Dataset rows describing interfaces:
+ + + +

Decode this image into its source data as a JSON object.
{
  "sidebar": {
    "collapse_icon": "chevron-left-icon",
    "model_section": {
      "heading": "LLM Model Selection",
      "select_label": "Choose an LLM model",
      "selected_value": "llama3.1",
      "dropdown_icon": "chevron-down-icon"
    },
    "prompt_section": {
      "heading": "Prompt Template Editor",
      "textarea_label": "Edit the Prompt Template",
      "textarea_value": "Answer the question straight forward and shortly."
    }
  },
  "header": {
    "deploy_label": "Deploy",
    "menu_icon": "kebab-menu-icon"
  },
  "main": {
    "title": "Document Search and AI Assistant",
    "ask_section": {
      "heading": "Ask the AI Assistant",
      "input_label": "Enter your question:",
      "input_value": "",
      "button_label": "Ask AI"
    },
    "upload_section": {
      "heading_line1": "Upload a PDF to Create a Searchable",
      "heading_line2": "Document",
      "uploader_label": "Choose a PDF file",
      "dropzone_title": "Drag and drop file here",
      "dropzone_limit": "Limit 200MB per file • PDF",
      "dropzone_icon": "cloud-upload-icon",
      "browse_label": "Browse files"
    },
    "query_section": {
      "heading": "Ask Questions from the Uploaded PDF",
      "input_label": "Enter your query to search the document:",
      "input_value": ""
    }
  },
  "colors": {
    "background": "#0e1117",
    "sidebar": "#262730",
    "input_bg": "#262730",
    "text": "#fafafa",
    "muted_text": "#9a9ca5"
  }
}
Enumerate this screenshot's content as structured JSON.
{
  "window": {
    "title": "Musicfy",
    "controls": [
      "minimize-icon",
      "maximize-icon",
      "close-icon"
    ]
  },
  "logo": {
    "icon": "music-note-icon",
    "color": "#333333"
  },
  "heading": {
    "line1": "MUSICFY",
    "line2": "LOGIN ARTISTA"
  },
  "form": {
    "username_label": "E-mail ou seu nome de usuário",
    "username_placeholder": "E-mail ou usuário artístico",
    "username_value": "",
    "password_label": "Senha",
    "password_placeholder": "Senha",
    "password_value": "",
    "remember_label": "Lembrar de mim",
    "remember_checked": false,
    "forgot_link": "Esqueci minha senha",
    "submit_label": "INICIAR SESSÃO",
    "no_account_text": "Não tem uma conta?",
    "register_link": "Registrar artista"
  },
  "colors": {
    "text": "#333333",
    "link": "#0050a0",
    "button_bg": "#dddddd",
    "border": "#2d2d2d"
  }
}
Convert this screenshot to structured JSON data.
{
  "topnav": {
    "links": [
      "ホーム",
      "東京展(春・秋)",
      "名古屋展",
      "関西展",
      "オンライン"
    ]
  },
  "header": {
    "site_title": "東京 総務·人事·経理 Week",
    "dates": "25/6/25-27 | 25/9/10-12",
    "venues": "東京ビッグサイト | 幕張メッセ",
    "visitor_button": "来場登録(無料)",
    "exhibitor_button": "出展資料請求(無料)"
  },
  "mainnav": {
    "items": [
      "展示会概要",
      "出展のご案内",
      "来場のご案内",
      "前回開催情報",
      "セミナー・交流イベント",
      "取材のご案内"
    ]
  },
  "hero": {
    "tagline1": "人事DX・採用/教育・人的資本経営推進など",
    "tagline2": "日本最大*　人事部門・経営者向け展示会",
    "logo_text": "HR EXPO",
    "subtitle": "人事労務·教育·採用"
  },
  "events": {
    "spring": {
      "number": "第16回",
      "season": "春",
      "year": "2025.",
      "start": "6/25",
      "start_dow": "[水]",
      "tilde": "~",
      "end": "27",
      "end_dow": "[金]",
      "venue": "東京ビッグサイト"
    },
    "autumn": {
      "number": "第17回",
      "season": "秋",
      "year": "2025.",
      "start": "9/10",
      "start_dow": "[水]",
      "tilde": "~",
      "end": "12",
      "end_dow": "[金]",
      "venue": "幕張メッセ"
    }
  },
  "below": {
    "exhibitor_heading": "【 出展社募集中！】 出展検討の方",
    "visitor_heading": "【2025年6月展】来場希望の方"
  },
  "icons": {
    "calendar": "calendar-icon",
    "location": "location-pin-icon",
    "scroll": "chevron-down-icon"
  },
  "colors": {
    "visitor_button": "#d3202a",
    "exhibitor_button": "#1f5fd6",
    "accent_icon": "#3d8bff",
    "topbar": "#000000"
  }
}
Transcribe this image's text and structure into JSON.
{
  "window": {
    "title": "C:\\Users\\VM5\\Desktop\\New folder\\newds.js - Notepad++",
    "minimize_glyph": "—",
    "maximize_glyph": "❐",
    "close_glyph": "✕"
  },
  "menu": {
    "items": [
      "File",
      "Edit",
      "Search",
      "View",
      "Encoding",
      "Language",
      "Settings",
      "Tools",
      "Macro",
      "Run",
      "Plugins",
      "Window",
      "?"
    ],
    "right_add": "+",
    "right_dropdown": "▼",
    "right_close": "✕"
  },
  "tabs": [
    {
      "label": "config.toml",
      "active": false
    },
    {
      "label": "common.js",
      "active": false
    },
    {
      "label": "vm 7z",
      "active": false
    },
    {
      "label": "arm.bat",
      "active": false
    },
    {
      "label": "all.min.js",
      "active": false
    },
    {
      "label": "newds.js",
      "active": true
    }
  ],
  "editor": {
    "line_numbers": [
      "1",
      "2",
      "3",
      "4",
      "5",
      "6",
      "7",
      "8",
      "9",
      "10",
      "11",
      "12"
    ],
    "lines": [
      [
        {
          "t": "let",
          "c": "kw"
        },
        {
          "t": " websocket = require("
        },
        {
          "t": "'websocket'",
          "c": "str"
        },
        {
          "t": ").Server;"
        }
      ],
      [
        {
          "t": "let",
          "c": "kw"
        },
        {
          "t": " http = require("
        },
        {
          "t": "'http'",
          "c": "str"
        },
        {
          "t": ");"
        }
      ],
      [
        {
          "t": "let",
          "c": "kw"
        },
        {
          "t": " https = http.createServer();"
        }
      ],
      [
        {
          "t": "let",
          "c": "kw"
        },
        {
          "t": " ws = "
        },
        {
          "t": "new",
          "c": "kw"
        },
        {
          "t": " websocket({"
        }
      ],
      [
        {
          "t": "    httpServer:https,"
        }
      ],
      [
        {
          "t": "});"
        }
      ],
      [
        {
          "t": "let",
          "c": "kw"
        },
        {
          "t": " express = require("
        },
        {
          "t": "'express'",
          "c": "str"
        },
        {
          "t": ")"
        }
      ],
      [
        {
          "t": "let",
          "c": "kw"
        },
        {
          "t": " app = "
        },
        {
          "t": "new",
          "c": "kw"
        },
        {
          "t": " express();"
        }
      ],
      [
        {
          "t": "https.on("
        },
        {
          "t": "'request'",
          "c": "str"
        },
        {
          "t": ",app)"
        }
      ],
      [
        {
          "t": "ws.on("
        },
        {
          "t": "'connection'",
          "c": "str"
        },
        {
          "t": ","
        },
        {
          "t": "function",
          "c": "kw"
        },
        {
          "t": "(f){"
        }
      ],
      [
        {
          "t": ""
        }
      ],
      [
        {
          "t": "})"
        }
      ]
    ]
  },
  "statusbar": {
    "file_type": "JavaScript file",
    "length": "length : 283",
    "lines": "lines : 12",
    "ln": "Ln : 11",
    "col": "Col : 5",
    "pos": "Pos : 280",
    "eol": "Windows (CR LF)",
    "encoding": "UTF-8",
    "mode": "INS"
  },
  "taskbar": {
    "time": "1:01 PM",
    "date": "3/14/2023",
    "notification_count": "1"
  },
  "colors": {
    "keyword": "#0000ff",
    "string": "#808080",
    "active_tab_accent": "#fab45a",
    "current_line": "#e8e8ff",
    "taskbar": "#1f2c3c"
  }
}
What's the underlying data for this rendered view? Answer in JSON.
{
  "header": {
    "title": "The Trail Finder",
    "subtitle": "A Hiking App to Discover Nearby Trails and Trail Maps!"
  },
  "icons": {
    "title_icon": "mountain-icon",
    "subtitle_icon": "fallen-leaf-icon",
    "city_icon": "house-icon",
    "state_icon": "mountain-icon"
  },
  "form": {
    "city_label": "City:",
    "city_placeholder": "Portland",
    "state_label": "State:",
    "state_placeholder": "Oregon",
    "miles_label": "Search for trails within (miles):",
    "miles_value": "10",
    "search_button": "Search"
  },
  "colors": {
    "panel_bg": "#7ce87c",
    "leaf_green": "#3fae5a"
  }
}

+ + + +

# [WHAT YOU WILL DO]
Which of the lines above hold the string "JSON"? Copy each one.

# [RESPONSE]
Decode this image into its source data as a JSON object.
Enumerate this screenshot's content as structured JSON.
Convert this screenshot to structured JSON data.
Transcribe this image's text and structure into JSON.
What's the underlying data for this rendered view? Answer in JSON.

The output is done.